▶ _Items from an interface collection_:
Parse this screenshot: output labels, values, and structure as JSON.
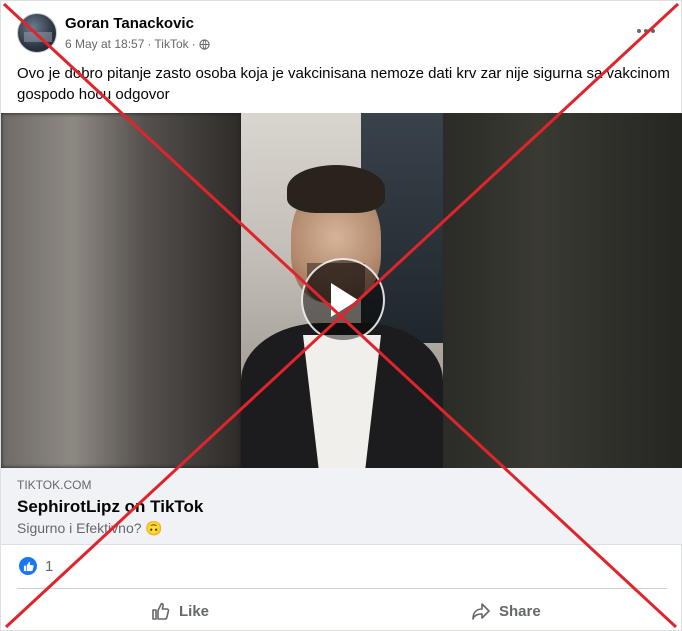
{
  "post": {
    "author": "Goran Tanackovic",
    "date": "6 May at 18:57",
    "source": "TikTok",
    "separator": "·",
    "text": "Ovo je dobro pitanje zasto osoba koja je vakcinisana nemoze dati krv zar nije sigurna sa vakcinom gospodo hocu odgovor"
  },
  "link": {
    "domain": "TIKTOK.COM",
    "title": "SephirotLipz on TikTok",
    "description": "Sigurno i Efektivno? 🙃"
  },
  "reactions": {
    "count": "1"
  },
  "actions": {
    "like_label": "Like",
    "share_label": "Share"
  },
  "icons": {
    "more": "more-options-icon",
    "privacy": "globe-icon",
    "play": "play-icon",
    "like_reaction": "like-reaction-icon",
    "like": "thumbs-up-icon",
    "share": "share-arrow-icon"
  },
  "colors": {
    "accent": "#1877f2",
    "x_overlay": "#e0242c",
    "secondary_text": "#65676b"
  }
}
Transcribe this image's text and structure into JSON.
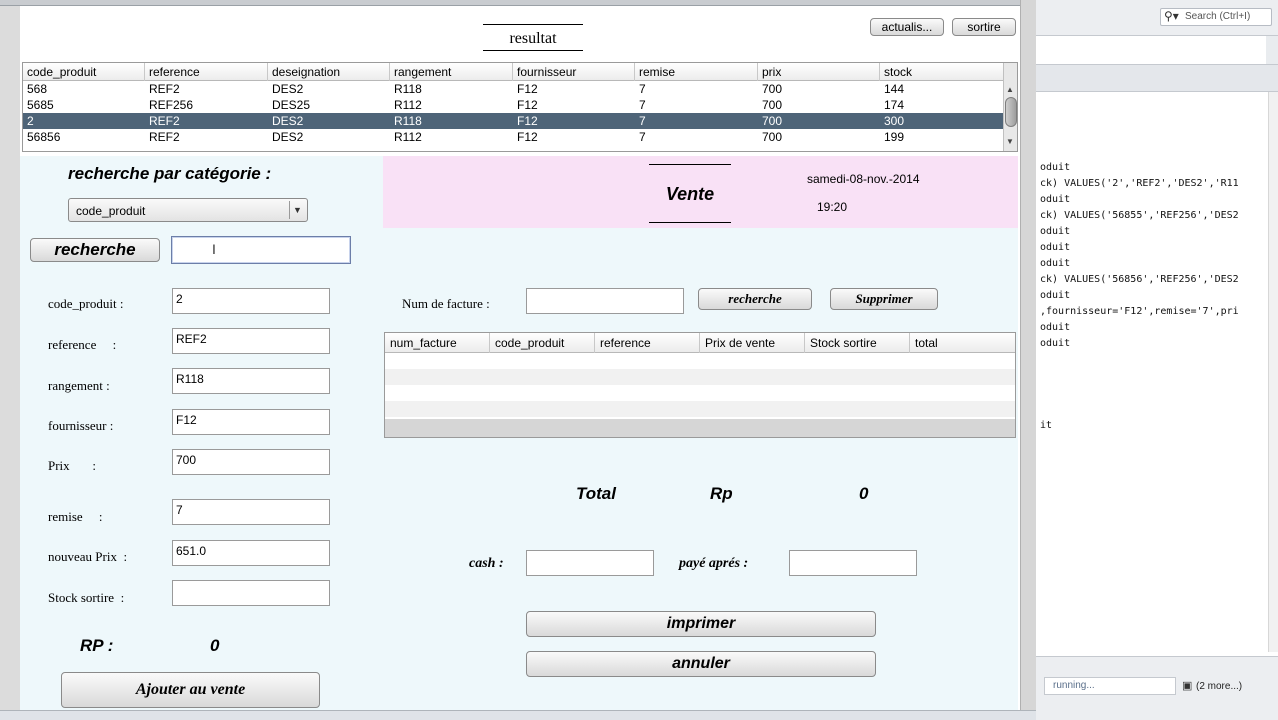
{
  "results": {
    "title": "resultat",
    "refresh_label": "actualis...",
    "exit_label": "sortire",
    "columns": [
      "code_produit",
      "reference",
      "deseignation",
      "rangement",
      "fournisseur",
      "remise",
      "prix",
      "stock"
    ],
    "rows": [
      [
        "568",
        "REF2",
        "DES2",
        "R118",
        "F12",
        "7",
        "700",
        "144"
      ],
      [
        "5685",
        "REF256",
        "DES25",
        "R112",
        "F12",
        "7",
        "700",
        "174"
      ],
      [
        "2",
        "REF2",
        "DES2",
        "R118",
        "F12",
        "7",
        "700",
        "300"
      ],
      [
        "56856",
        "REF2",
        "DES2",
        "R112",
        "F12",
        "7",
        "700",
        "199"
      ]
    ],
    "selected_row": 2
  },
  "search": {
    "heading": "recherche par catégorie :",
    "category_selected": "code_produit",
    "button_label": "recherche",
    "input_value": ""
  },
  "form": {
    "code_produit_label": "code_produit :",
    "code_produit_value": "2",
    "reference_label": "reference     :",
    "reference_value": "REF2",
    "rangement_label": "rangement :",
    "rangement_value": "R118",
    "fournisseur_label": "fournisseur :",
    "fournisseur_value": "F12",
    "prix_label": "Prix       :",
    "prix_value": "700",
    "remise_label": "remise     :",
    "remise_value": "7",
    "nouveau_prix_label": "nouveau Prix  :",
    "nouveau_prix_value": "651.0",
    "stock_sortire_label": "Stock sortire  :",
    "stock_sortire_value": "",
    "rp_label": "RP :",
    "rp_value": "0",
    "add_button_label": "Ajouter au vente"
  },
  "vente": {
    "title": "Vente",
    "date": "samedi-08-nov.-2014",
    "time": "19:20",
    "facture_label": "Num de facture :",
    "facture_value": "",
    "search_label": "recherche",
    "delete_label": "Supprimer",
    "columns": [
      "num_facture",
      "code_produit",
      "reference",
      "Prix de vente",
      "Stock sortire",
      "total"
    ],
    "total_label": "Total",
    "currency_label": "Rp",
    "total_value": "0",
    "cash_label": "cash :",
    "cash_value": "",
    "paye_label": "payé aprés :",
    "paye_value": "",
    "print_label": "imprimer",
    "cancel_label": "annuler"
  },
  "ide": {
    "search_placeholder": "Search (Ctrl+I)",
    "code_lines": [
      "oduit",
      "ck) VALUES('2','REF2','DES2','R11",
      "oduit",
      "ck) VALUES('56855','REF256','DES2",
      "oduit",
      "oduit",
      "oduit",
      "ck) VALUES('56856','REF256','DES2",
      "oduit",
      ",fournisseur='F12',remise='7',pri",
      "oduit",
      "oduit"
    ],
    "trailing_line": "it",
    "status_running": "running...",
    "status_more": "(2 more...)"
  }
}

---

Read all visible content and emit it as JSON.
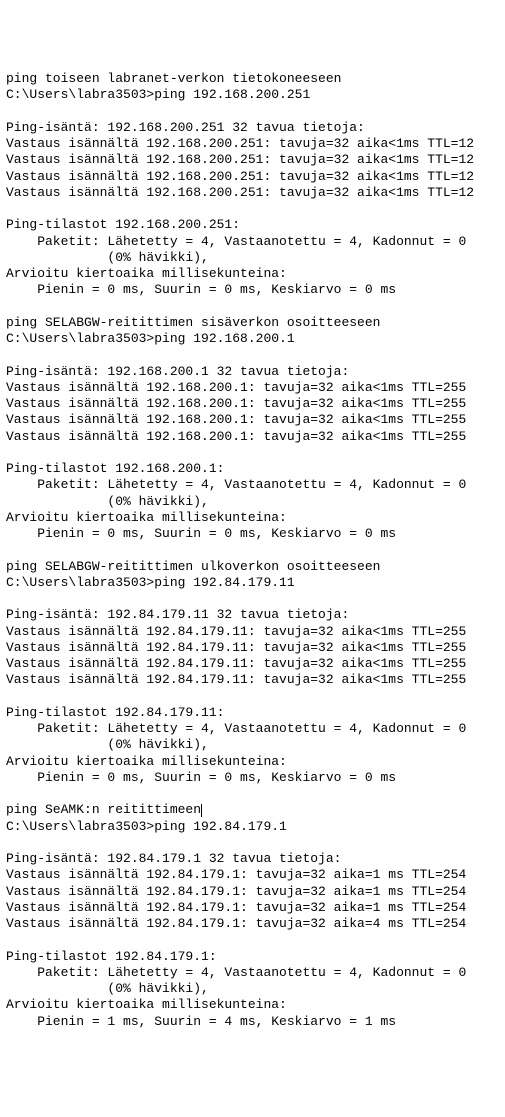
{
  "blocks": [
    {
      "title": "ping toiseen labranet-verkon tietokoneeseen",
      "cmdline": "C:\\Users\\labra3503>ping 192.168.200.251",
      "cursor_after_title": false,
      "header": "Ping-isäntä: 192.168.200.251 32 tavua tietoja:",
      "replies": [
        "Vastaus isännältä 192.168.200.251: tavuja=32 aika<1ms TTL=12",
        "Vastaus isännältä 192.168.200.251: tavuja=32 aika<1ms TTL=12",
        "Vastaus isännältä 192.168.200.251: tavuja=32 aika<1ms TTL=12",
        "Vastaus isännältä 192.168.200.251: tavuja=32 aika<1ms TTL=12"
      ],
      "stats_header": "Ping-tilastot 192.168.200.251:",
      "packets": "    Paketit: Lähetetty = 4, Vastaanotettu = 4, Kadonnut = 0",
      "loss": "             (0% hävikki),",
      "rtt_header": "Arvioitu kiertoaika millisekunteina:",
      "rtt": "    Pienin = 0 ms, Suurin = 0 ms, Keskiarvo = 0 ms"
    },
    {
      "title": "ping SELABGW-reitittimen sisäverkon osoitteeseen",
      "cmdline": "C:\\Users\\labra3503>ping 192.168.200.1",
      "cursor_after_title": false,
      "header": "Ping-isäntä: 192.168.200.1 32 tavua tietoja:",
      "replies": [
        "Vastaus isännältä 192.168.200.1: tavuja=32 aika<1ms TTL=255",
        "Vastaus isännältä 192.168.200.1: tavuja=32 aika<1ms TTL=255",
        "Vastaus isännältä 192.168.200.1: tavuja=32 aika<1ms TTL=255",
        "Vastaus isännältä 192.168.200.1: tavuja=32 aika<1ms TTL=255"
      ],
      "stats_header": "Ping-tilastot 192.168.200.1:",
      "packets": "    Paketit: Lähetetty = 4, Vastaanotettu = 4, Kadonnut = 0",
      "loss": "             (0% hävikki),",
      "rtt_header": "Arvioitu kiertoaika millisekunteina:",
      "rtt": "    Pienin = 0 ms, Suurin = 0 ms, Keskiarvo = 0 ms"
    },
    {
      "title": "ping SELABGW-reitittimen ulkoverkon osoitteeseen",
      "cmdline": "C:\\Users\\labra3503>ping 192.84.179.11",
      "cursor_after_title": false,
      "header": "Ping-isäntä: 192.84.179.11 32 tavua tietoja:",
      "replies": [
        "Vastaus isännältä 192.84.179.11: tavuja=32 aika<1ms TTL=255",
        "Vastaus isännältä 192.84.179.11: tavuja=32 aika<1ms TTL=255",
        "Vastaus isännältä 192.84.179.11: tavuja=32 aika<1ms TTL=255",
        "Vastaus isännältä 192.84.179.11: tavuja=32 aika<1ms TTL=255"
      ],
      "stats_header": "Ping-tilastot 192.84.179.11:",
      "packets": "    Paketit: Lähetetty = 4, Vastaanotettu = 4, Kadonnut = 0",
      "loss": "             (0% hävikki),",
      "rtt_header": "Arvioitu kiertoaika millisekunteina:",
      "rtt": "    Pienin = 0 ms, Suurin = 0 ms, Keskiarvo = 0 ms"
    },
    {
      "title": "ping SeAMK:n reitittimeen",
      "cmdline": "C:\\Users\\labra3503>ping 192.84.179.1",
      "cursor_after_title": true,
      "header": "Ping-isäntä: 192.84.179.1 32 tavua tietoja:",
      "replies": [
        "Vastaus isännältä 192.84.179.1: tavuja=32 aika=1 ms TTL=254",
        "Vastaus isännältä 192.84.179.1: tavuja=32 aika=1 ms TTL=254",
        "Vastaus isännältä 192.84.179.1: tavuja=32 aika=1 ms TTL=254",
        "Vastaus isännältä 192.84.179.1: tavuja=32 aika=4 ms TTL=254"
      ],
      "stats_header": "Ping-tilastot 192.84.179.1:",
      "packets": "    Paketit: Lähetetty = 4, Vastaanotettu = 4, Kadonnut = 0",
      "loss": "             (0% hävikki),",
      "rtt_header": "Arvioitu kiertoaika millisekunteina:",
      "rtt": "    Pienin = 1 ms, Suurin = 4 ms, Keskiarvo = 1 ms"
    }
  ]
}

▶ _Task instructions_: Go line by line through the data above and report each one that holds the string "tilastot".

▶ _Task solution_:
      "stats_header": "Ping-tilastot 192.168.200.251:",
      "stats_header": "Ping-tilastot 192.168.200.1:",
      "stats_header": "Ping-tilastot 192.84.179.11:",
      "stats_header": "Ping-tilastot 192.84.179.1:",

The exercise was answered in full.